The Kenya National Examination Council (KNEC) and the Ministry of Education officials have come under scrutiny after new evidence emerged suggesting they may have conspired to leak national exams for financial benefit.
Members of Parliament, the Director of Criminal Investigation (DCI), and the Communication Authority of Kenya (CAK) recently had a meeting where they established that government officials had set up social media accounts to disseminate exam questions for monetary gain.
In total, 49 social media accounts were created and activated to facilitate the distribution of exam materials.
After the meeting, Julius Melly, chairman of the education committee in the National Assembly, said that the DCI had pinpointed specific officials from KNEC and CAK as being complicit in aiding exam leakages.
Melly held off on publicizing their identities at the moment, but promised that they would be made public before the month’s end, when the committee would give its findings to Parliament.
Melly stressed that the evidence revealed during the closed-door meeting exposed high-ranking persons and revealed significant shortcomings in the examination system.
“We have obtained valuable information that pertains to various sectors within the Ministry of Education. We have uncovered how individuals established social media platforms and the type of information they disseminated,” He stated.
He further stated that the committee intends to propose drastic reforms concerning examination management, supervision, and penalties for leaks, early exposure of exams, collaboration, and impersonation.

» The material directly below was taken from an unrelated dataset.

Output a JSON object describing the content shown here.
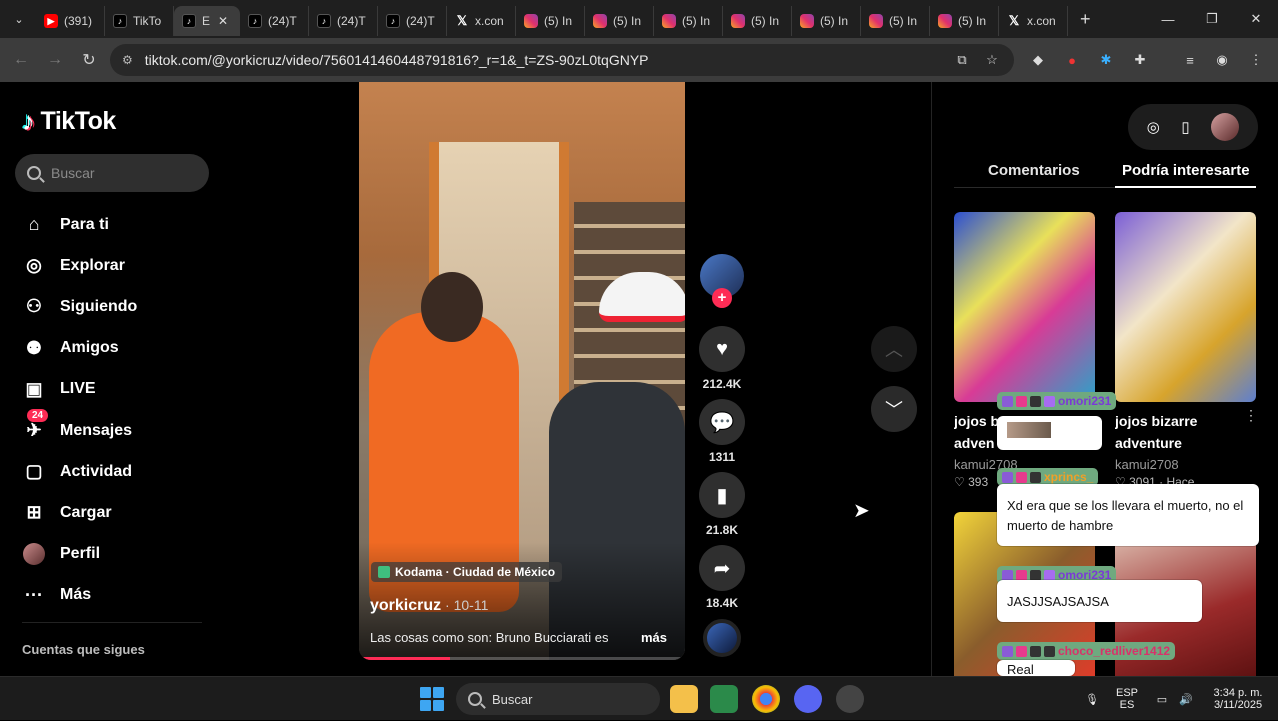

“The DCI provided us with additional information on the culprits involved. They pointed out individuals who established social media platforms and used multiple accounts, which involved substantial amounts of money. We were informed about the financial transactions that took place through M-PESA and bank accounts, which eventually benefited these individuals,” Melly explained.
During the meeting, it was revealed that out of the 49 accounts, 22 Facebook accounts and 13 Telegram accounts were registered under the name of KNEC, while the rest were associated with different individuals.
Some of the fraudulent Telegram accounts that remain active include “knecleakage2022,” “KNEC EXAMS,” “kncep,” and “kcseleaks001,” among others. Among the deactivated accounts are “Kneclkg,” “KCSEANDKCPE EXAMS,” “Kcse2021leaks,” and “knecpapers22.”
On Facebook, some of the accounts involved in the malpractice include “KNEC PAST papers,” “kcse Past Papers And Marking Schemes,” “KNEC Standard Notes and Past Papers –TVET,” and “KCSE Leakage,” among others.
In early December of the previous year, David Njengere, the CEO of KNEC, expressed concern about the early exposure of national examination papers on social media platforms. He sought assistance in taking down Telegram channels and Facebook forums that were involved in exam malpractice.
Njengere held meetings and corresponded with the authority to establish a multi-agency team consisting of the Council, CAK, and the ICT Authority to combat this form of malpractice.
“Some unscrupulous individuals have developed a habit of accessing examination papers once they have been collected from the containers and capturing photos to share them on social media platforms,” Njengere explained.
Ezra Chiloba, the CEO of CAK, highlighted the challenges in dealing with platforms like Telegram and Signal, as they offered strong end-to-end encryption, self-destructing messages, and anonymous registration capabilities, which made it difficult to trace individuals involved in these illicit activities.